Chris Bojanovich Photography



The key to reception planning is organization. Receptions have many moving parts and depending on your background it might have additional cultural or religious traditions that need to be incorporated.

As photographers covering the reception, we'll capture all the traditions as they unfold with little or no interruption. We will never tap you in the back or ask you to smile at the camera to get a picture. Our main goal during the reception is to capture the stories happening naturally and organically. We want to capture the joy, the tears, the energy in the dance floor so 20 years later you can look at those photographs in your album and relive those precious moments.

Below you will find the most common wedding reception traditions and a few tips to ensure you get the most or your your wedding reception.



The grand entrance is the first wedding tradition that happens during the reception. The grand entrance introduces you and your newly husband/partner to your wedding guest. In most cases the parents of the couple and the bridal party are introduced first, this in itself creates a sense of excitement among your wedding guest. The grand entrance happens very fast; therefore, it is very important that the the venue's wedding day coordinator or the DJ organizes everyone 10 to 15 minutes prior to the grand entrance.
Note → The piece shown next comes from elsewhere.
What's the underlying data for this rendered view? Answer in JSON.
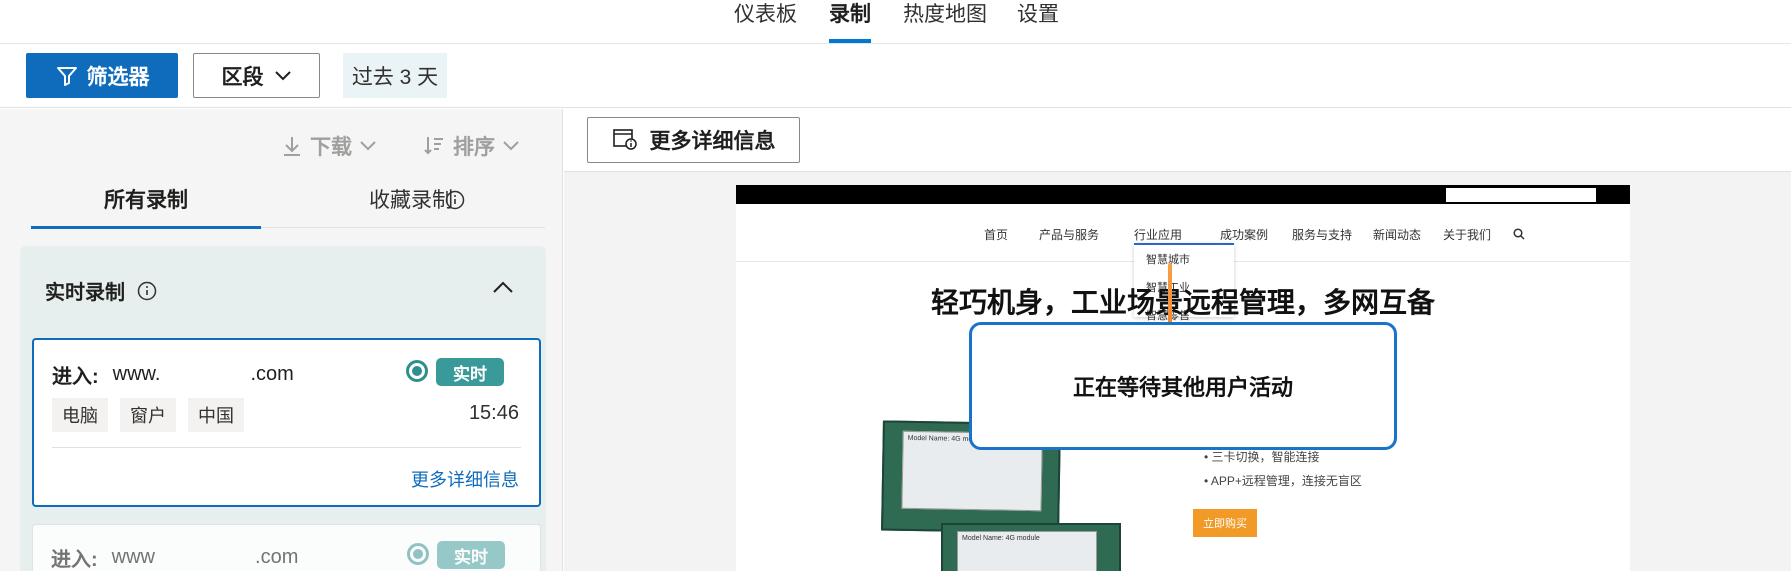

To get the most our of you photography, ask your bridal party to hold until they are close to the dance floor before they begin with their "performance" - it is common for the wedding party to do a little dance or some other funny thing to create excitement.


One of the most memorable segments of the wedding reception is the couple’s First Dance. It typically follows the grand entrance and it's a very emotional time for couple and their parents. However, during this time all eyes are on you and dancing under the spotlight in front of a group of people can feel a bit intimidating. Dance lessons and a good dance instructor can empower you and give you the knowledge, experience and the confidence needed to perform in front of people and enjoy the intimate and romance of your first dance. Here are some tips on how to create the perfect first dance:

  1. Try to select a a song with a consistent beat and no longer than 3 minutes.
  2. Select a dance instructor with experience in ballroom dancing. Give him/her details about the dance floor, where will you enter the dance floor, the shape of the dance floor and the size. Also, let him/her know what type of wedding dress you will be wearing and what you have in mind for your First Dance. Some brides love dips, turns and spins, letting the instructor know your vision can help him/her choose a choreography that is easy to achieve, is elegant and beautiful to photography.
  3. Start your dance lessons at least three months before your wedding. Let's be honest most guys, are not much into dancing. Starting your lessons in advance will give you ample time to plan, convince your partner that dancing is not that bad, and practice. Practicing your dance and knowing all your moves will make you feel comfortable and more relax during the actual First Dance.
  4. Be in sync with your DJ or band leader and make sure they have the right version of your First Dance song and when you will start and finish your wedding First Dance.


It is very common for couple to schedule a parent dances - father/ daughter and Mother/son dance during the reception. As with the first dance, choose a song that is under 3 minutes and is easy to dance.



If you are having a Jewish wedding, you will most likely have a hora scheduled during the wedding reception. During the hora, family and guests hold hand, form a circle and dance around you and your spouse. Additionally, it is tradition to lift you, your spouse and your parents while sitting on a chair. The hora is a fun, energetic and great for photographs.


The toast usually happens between the salad and main course, this ensures that most of your guest are sitting at the table and paying attention to you. Usually toasts are given by the Maid of Honor and Best Man, and sometimes the father of the bride.

I always recommend the DJ to place the Maid of Honor next to you and the Best Man next to the groom to let me photograph the 4 of you together.


The cake cutting usually happens within the last 1.5 hours of the wedding reception. My recommendation is to cut and serve the cake as early as possible so everyone can enjoy it. Guest start to leave during the last hour of the wedding reception.


If you plan to toss the bouquet and garter during your wedding reception, I recommend you do it right after the cake cutting when most guest are attentive and in the dance floor. This ensures every enjoys this tradition.